Before the Web, we had Scientists and individuals writing long free-formed documents that references other documents, these references are done in form of citations. Now, as a consumer of one of these documents, what you have to do is, read the citation and then send for a copy of the document via mail or you would go to the library. This was pretty tedious, so from the point of view of the consumer, what you had was a world where there were tons of documents all around the world, some were accessible to you, some were not. And it was a lot of burden trying to access the ones not available to you while following the citations.
I think the greatest invention in the Web is the hyperlink, now if I am reading a document that has a hyperlink, I could click on the hyperlink and boom! I get the next document in the chain of documents. Now to a consumer this is amazing, but as a Tech person I know a lot of things were done before these tedious machine layer was abstracted.
The Semantic Web is a layer of the existing Web that is meant to provide software agents with machine-readable definitions of all kind of things and the relationships between them.
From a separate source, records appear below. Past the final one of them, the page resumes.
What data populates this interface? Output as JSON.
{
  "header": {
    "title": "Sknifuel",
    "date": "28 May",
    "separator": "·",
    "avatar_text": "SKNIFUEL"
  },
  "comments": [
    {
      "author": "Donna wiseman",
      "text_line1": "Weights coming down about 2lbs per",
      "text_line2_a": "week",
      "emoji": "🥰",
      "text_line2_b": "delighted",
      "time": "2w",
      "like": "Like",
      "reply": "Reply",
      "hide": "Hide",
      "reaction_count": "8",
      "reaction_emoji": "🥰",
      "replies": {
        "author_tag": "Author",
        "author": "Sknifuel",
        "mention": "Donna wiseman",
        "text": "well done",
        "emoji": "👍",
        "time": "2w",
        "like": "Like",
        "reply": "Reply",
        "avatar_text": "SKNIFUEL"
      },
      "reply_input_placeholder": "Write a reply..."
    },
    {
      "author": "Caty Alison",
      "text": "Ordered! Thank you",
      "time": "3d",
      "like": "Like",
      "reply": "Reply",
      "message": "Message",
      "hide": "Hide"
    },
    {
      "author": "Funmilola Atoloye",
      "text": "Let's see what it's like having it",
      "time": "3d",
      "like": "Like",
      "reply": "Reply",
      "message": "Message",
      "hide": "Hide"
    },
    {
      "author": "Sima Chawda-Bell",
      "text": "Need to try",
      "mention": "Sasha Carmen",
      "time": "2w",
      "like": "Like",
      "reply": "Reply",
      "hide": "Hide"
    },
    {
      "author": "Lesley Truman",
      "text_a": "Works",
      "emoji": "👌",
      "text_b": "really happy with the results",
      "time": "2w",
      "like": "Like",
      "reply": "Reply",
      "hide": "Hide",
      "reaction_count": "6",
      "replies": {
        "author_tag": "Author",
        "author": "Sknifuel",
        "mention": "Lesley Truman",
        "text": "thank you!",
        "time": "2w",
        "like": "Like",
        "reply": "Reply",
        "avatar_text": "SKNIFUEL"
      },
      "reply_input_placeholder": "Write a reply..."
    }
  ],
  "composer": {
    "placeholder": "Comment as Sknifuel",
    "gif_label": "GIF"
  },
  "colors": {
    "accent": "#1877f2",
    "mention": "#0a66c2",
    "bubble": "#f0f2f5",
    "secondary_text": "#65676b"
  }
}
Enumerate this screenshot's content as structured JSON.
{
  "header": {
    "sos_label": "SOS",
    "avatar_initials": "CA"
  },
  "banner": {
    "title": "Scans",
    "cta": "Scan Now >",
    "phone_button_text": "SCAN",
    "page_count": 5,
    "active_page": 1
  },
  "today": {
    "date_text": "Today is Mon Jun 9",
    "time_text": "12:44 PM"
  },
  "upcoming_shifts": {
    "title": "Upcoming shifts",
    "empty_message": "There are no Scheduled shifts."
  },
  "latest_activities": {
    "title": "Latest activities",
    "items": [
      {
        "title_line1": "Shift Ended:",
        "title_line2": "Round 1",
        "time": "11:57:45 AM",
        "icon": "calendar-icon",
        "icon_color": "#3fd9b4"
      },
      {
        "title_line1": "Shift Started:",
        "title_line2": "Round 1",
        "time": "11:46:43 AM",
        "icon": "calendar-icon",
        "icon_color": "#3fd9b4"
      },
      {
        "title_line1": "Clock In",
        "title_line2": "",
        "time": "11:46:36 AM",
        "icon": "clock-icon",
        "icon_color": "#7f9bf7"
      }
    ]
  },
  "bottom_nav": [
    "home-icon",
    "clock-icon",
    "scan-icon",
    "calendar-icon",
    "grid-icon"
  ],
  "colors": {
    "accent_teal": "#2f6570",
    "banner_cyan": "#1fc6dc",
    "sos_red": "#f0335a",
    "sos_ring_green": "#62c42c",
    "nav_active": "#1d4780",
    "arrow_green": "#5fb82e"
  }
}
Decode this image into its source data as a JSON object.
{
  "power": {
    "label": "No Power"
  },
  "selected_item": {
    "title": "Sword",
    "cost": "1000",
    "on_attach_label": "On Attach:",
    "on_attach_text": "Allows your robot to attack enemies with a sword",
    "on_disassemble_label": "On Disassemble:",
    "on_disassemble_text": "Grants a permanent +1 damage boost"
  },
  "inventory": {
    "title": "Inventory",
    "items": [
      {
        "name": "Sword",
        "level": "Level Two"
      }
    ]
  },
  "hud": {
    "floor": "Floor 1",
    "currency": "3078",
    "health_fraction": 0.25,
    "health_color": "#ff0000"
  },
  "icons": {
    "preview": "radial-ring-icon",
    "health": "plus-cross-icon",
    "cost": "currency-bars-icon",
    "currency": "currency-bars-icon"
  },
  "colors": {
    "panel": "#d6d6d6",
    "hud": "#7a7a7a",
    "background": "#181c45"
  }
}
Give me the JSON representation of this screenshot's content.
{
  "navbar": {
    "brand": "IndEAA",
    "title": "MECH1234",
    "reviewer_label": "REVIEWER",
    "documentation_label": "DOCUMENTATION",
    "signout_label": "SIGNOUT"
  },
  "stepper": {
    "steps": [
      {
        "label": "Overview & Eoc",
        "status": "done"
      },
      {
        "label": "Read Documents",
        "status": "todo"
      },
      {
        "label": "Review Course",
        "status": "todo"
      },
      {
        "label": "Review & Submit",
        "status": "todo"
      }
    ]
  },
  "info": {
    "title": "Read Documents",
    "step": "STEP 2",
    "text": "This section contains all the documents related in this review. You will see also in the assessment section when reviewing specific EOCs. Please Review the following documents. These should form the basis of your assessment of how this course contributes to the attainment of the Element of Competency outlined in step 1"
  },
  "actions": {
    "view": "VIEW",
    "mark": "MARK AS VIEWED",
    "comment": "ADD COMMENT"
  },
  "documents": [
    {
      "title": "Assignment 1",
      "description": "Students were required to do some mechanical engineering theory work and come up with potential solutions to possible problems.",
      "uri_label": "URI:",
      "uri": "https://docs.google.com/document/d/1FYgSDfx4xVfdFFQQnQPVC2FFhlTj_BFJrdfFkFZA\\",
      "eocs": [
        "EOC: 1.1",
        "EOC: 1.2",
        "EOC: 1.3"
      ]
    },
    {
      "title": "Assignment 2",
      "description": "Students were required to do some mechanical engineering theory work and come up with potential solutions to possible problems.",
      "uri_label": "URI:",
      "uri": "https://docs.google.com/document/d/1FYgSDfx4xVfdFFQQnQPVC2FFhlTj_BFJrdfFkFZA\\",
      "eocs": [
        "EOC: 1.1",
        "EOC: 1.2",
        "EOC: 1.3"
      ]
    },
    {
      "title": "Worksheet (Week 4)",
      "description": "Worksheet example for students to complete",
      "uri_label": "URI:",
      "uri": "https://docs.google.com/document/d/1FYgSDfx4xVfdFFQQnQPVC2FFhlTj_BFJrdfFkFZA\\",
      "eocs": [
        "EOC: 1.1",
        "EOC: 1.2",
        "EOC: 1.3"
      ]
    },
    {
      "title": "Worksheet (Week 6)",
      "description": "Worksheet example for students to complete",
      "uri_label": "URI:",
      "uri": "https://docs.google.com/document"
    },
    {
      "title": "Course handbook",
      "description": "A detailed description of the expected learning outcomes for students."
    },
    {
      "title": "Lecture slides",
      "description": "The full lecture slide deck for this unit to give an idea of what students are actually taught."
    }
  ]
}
Its ultimate goal is to enable machines to better manipulate information on our behalf.
In order to achieve this goal, the Semantic Web transcends from a space comprising of linked documents to a space comprising of linked data. This Web of Linked Data is what empowers the creation of a richly interconnected network of machine-processable meaning. In other words, the Web becomes a huge interoperable database or, as its founder sees it, a Giant Global Graph.
So let’s imagine you have this Personal Assistant who has been around you for a while and over this time ‘it’ has been able to observe your likes and dislikes, your schedule, your habits, etc. and has stored these observations as data. You get a call from your Organization to embark on a business trip, first thing you do is inform your imaginary PA about this business trip. It offers to check the weather there, confirm what travel documents you will need and create a sightseeing itinerary for you. You gratefully accept and ask it to also order some pastries from a vending machine at the airport for you to take when you arrive. What happened here falls under the umbrella of three things; Automation of Information retrieval, the internet of things and Personal Assistants.
This demonstrates the ability of Semantic Web to integrate data from disparate sources (weather databases, government information, data about real-world objects as well as behavioural data related to human interactions with them, etc.) and then to automatically manipulate this data so that software agents are able to act on it on your behalf.
The imaginary PA process illustrated involves an extremely important question about trust and how it is embodied in our systems exchanging data. The big scare now is, how do you trust that this your imaginary PA has the ability to give and get permissions only after having received trustworthy signals?
We are all protective of our data. Nobody wants his/her privacy violated. Now, the worst thing that can happen to anyone is have your data in the wrong hands. But I think we can also agree that the abuse of personal information via the World Wide Web can be addressed at political, social and technical levels.